Gov. Spencer Cox promotes tolerance, engagement, mental health during visit to Wasatch High School
Earlier this week, Governor Spencer Cox stopped by Wasatch High School. During a high-energy speech and Q&A session, he got vulnerable while discussing some of the challenges young people face that are most personal to him.
After a warm welcome in the school auditorium Wednesday, Cox touted highlights of his term, including social media restrictions, water bills and tax cuts. He also made points about why there’s never been a better time to be alive and no better place to live than Utah.
“I’ve been to a lot of high schools, and I’ve never felt the energy I feel today at Wasatch High,” Cox said. “So, congratulations; this is really impressive.”
Cox and a panel of five students asked each other questions.
Students’ questions touched on what skills to learn in high school, how the state determines education funding and how to balance political pressures with openness to change.
Lauren Holmes asked Cox what advice he would give his teenage self. He said those years were a dark time for him between family issues and being bullied, and he would tell his younger self that life gets better.
“I remember that first week in middle school, I got put in a garbage can in the middle of the hallway as people were walking by. There was some bullying there,” Cox said. “I started to think that the world would be a better place if I wasn’t around. And I share that because I know, statistically, there are several people in the audience today who have had those thoughts in the past year.”

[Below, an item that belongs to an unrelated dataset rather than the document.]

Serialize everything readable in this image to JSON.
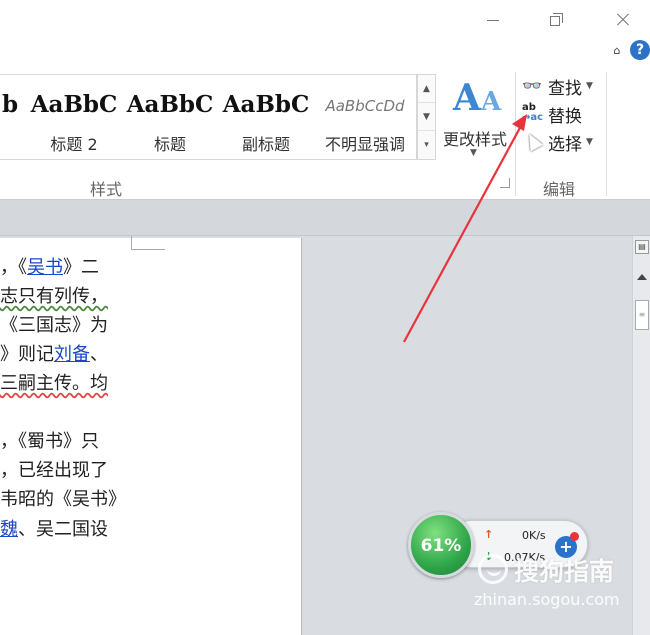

Next, he urged the roughly 1,000 high-schoolers to seek help if they have suicidal thoughts and to check in with friends who may be struggling.
“I need you to stay,” Cox said. “I desperately need you to stay. We need all of you. There is something very special in your future, something special for you to accomplish, something that only you can do in this life, people whose lives only you can touch, and we need you here for that. And I’m very grateful for good people in my life who helped me see there was a brighter future ahead for me.”
He told people they should use the SafeUT app if they prefer that option for reaching a mental health professional.
After Cox asked the student panel its favorite and least favorite things about high school, he also asked the crowd to think of one word to describe the country. Responses included “divided,” “potential” and “superior.”
Hank Hanssen said he’s concerned about the state of the nation because of political division.
“The opposing views are not the problem; it’s what we do with those and how adamant we are to the people that don’t believe the same things, and that is just hurtful,” Hanssen said. “That is sad, and I think that we are so united together, and as we break apart further and further, I think that is really detrimental to the strength of our nation and our state.”
Cox repeatedly encouraged the students to tolerate and learn from people they disagree with.
The visit was one of three to high schools Cox made Wednesday, between assemblies at Uintah High School and Park City High School. It’s part of an initiative the governor began last month to visit all of Utah’s 29 counties and meet with students, residents and business owners.
After the speech at Wasatch High, Cox said he’s gained appreciation for young Utahns’ ideas.
“I've learned that we underestimate sometimes our young people, our amazing students,” Cox said. “They're paying more attention than we give them credit for. They actually have ideas and solutions that we need to listen to.”
Here's a video of the full assembly: